Brief:
Examine each line of the data, and copy the ones containing "desc".

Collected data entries
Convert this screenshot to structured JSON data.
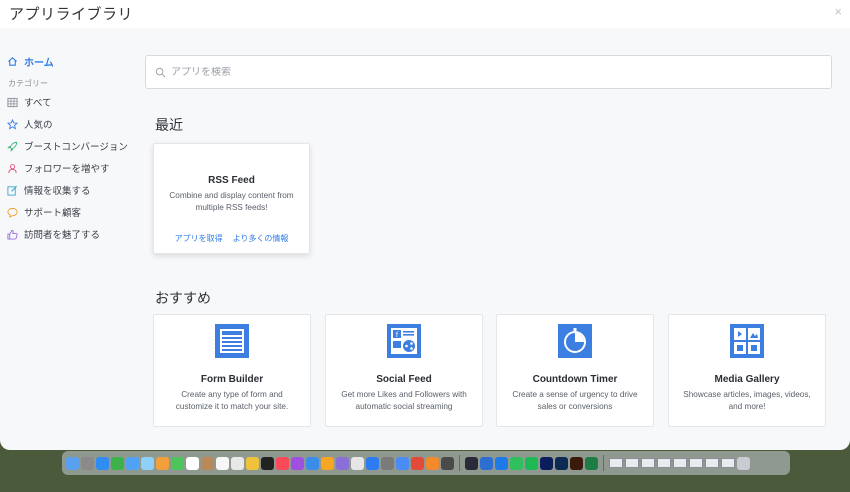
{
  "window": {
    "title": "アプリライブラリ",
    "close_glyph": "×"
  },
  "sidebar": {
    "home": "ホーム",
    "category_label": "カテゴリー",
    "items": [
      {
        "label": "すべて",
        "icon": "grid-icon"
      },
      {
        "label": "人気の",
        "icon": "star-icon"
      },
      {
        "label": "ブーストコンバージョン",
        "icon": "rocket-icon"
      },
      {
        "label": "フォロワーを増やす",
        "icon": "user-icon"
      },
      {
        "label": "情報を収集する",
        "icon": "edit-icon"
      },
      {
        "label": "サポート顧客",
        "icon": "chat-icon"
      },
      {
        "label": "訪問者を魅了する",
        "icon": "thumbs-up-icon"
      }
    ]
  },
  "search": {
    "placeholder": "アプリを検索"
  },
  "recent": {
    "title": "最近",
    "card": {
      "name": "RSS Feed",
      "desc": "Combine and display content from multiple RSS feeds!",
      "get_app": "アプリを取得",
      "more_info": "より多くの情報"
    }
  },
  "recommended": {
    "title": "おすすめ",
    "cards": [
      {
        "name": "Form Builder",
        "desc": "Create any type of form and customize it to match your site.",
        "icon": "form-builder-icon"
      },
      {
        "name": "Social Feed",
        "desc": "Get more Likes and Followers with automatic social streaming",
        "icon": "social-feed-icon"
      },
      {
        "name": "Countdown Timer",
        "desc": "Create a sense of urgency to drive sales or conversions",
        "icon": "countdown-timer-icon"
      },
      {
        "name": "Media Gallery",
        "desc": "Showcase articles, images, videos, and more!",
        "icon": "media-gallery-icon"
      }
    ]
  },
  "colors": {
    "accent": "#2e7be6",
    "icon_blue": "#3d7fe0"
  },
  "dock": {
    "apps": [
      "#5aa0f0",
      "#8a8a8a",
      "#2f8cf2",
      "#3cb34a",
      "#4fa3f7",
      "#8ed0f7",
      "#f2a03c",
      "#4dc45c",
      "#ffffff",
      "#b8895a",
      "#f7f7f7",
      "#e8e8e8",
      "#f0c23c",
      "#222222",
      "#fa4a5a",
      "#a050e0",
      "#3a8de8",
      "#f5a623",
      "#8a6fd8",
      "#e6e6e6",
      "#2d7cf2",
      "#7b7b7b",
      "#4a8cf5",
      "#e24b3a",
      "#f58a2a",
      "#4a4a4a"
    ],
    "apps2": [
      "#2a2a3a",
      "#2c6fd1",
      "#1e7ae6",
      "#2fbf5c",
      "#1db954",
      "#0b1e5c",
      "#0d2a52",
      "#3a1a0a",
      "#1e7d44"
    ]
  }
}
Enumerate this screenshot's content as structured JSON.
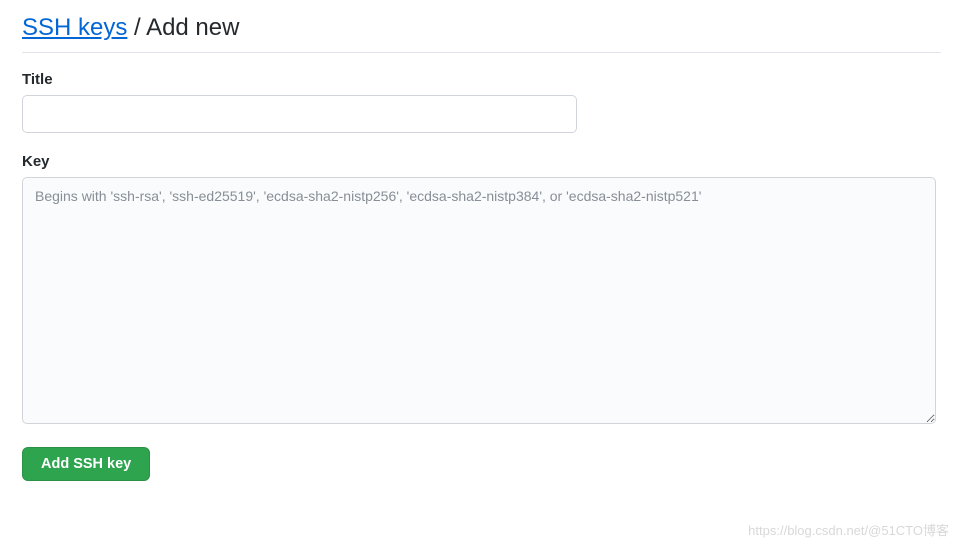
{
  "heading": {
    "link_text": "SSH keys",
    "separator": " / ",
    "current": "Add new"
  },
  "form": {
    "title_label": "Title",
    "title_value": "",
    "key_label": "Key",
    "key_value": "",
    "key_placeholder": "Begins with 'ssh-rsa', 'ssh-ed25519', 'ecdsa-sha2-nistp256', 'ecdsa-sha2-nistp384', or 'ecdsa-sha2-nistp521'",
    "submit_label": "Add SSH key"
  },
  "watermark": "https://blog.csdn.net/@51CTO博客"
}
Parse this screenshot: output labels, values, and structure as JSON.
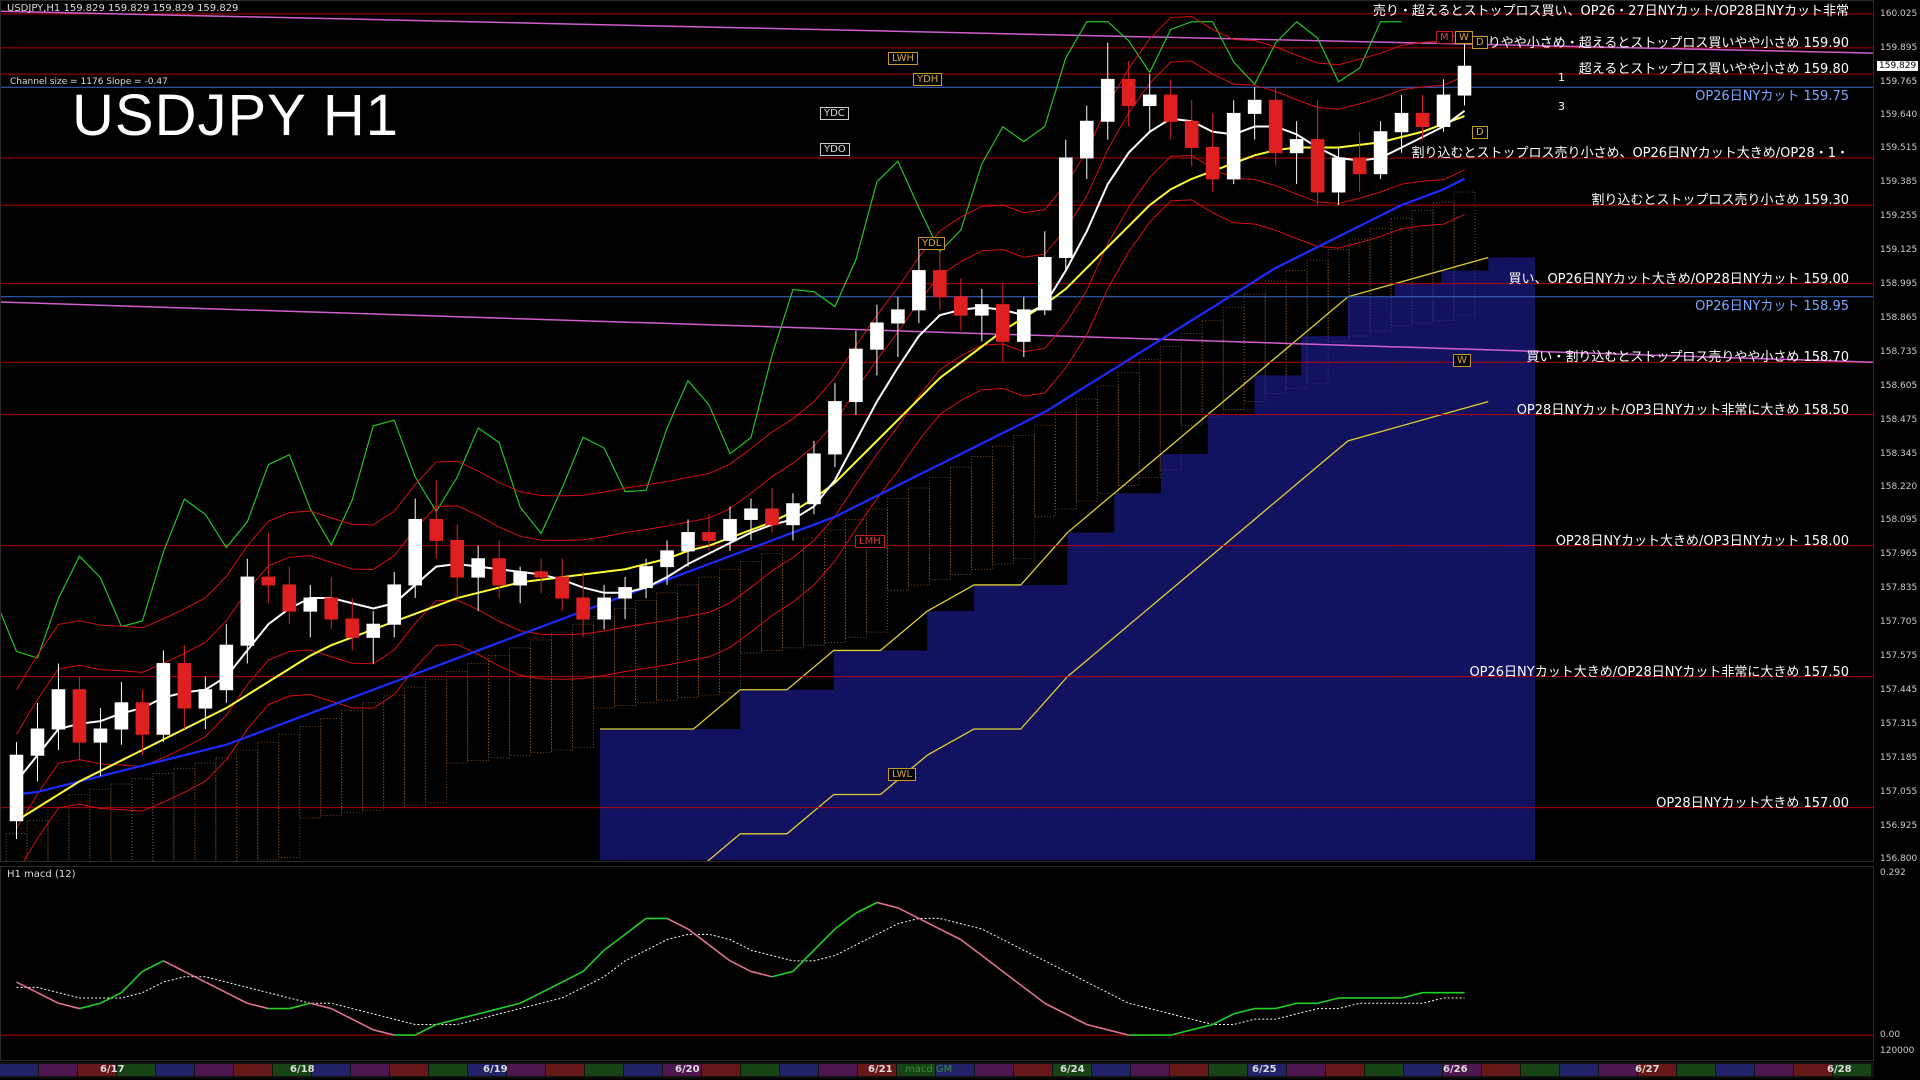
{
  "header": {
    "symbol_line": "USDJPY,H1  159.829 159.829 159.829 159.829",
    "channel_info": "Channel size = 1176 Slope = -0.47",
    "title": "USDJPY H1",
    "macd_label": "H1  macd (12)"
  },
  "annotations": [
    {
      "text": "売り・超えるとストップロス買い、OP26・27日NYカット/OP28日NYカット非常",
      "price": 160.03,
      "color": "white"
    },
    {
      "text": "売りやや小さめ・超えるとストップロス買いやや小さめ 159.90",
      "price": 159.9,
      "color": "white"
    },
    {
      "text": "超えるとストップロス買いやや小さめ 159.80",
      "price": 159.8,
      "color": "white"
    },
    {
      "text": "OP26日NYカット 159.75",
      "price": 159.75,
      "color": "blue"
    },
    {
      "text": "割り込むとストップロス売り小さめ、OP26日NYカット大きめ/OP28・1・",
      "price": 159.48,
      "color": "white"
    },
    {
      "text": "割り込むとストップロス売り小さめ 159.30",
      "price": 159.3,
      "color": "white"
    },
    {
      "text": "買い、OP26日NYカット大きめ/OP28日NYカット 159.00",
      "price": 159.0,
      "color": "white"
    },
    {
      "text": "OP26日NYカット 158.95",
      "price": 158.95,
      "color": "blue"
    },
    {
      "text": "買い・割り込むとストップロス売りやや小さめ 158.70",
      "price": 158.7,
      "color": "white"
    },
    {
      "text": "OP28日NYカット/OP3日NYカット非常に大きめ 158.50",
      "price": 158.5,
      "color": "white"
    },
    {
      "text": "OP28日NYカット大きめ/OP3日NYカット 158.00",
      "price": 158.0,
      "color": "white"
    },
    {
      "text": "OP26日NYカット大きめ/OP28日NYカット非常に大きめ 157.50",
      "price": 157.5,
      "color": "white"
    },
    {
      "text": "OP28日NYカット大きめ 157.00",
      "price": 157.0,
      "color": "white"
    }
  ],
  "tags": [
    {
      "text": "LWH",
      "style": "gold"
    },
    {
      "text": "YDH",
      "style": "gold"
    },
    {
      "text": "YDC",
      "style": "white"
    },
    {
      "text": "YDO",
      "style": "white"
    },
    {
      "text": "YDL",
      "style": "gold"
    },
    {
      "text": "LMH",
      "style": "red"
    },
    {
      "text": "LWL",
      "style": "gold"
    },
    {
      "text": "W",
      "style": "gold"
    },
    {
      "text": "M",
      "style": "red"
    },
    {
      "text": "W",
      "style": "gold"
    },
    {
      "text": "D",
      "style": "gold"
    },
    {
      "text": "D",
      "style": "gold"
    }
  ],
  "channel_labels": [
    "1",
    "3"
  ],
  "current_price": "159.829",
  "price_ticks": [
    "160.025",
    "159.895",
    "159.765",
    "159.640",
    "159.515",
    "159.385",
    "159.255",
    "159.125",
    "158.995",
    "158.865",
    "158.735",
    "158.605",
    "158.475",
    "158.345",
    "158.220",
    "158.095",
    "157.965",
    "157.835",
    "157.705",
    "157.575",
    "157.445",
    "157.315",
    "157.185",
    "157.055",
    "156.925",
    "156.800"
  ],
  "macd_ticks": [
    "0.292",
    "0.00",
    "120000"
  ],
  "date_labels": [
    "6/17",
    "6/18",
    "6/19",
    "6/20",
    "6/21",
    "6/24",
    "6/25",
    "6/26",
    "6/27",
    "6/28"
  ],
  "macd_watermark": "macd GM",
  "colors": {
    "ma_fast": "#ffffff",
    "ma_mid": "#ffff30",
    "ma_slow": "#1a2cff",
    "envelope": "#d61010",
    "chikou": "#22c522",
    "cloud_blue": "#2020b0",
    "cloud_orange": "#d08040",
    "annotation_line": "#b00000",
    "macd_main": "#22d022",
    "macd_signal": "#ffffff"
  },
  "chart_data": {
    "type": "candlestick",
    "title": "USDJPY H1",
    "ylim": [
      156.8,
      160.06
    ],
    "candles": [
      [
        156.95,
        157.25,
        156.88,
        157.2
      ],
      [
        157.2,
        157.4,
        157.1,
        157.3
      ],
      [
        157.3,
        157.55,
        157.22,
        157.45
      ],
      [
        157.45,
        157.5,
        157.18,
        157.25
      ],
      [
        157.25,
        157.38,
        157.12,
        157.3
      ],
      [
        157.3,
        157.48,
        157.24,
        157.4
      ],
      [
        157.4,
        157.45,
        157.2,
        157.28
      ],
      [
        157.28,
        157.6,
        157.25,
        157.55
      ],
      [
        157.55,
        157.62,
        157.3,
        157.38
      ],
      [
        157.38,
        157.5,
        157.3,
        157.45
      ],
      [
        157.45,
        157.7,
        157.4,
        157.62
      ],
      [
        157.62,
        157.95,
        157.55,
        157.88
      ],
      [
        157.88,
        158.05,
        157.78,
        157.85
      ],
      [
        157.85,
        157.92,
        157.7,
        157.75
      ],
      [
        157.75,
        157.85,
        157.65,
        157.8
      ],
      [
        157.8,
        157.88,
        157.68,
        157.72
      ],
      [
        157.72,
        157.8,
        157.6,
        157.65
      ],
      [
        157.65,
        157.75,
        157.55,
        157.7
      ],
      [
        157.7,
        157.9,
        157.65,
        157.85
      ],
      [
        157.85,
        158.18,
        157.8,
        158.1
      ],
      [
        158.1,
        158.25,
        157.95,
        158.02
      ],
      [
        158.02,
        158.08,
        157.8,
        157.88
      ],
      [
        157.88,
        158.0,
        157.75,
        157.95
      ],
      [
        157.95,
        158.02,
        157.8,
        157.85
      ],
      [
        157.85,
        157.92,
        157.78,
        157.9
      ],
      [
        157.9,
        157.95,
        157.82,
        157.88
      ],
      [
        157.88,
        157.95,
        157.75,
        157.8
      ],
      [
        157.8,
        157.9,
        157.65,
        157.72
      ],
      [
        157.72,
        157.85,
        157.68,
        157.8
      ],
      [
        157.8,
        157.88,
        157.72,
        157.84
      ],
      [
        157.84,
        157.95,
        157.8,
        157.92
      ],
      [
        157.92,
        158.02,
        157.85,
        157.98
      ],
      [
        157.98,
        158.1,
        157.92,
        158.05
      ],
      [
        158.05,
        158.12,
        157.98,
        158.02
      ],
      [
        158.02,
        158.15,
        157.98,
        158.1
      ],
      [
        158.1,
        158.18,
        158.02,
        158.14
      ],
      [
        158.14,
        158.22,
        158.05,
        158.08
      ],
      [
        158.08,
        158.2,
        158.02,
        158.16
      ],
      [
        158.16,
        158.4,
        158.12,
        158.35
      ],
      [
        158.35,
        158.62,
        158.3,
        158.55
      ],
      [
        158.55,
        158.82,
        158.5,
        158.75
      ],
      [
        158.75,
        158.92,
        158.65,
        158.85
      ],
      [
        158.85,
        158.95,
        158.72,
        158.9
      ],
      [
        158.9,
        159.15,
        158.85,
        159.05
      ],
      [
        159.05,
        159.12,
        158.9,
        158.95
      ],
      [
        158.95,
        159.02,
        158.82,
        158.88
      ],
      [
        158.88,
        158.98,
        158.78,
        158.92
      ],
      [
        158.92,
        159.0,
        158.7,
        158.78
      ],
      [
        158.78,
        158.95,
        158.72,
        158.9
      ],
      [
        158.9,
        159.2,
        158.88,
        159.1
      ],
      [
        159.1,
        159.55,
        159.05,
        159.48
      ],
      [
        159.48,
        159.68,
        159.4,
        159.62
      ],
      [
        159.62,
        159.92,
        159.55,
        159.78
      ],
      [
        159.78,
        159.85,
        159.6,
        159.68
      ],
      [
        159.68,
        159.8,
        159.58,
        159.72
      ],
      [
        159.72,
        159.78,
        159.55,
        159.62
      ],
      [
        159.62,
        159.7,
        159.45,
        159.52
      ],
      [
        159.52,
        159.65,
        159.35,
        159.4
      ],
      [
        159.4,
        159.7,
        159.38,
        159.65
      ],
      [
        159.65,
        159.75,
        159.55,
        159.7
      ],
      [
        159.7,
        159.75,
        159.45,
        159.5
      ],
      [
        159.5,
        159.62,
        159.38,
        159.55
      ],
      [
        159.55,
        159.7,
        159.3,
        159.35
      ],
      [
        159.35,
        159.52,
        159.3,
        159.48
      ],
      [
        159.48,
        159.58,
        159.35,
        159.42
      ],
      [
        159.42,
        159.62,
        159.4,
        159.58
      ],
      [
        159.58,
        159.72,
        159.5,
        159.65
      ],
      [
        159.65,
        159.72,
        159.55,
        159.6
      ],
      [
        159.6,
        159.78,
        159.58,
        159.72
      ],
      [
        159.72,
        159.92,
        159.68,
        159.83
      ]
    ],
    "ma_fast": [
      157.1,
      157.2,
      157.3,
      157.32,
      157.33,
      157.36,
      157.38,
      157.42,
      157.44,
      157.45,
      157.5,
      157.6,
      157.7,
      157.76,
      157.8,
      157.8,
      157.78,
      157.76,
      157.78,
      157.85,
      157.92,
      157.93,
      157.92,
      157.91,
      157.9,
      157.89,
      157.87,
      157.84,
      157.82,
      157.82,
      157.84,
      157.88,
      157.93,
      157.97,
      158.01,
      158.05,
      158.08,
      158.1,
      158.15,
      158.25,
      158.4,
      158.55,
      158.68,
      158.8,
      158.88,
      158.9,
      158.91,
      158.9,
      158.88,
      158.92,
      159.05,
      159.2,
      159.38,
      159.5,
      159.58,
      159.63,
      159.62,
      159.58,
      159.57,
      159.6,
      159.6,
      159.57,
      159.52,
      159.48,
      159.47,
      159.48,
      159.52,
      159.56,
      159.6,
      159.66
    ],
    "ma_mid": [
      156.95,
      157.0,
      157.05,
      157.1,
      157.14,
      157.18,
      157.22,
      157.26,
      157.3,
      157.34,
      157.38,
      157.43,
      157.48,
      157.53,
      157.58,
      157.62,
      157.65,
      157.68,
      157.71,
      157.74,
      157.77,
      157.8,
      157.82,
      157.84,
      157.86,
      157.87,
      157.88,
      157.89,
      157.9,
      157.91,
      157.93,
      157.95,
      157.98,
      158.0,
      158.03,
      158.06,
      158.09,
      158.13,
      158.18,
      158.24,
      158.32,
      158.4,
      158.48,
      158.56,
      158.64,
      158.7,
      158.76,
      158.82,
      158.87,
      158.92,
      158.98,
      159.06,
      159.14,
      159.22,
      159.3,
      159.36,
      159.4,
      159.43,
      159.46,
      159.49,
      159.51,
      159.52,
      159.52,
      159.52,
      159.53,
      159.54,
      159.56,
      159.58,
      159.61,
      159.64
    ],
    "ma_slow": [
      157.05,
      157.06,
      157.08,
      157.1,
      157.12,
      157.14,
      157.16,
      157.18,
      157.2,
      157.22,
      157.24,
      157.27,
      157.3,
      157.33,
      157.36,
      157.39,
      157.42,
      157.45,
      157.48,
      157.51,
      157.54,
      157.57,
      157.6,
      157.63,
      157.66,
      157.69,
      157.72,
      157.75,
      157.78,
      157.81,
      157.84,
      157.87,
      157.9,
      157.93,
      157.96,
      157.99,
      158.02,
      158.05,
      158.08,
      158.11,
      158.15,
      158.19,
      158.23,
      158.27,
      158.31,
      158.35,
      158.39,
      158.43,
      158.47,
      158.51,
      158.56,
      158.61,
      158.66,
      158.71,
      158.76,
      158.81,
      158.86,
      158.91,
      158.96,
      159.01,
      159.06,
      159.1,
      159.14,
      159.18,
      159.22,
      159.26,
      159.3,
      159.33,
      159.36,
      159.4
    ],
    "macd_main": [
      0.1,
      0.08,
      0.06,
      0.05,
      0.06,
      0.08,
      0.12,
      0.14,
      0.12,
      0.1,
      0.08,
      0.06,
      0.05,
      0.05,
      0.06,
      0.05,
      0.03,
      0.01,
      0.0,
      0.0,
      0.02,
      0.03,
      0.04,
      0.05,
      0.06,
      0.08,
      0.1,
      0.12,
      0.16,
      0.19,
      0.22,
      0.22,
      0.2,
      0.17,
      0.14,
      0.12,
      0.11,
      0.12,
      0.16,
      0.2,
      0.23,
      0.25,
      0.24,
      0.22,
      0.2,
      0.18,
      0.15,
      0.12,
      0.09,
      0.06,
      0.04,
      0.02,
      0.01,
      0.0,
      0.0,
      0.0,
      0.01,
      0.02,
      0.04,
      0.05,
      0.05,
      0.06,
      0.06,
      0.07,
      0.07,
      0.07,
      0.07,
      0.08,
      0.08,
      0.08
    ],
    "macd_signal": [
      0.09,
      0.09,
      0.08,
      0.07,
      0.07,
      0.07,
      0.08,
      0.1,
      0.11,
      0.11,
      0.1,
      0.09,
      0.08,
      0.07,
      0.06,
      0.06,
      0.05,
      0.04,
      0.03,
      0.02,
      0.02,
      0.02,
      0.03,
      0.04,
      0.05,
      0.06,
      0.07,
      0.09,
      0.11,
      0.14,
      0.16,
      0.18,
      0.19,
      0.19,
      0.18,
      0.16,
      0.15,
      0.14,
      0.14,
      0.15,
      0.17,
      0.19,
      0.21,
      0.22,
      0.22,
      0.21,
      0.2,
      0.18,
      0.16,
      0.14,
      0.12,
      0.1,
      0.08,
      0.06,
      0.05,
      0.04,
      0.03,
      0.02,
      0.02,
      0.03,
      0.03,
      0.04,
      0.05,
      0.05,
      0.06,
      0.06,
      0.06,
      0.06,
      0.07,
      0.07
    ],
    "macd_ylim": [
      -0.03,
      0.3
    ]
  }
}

Finished task:
      "desc": "Combine and display content from multiple RSS feeds!",
        "desc": "Create any type of form and customize it to match your site.",
        "desc": "Get more Likes and Followers with automatic social streaming",
        "desc": "Create a sense of urgency to drive sales or conversions",
        "desc": "Showcase articles, images, videos, and more!",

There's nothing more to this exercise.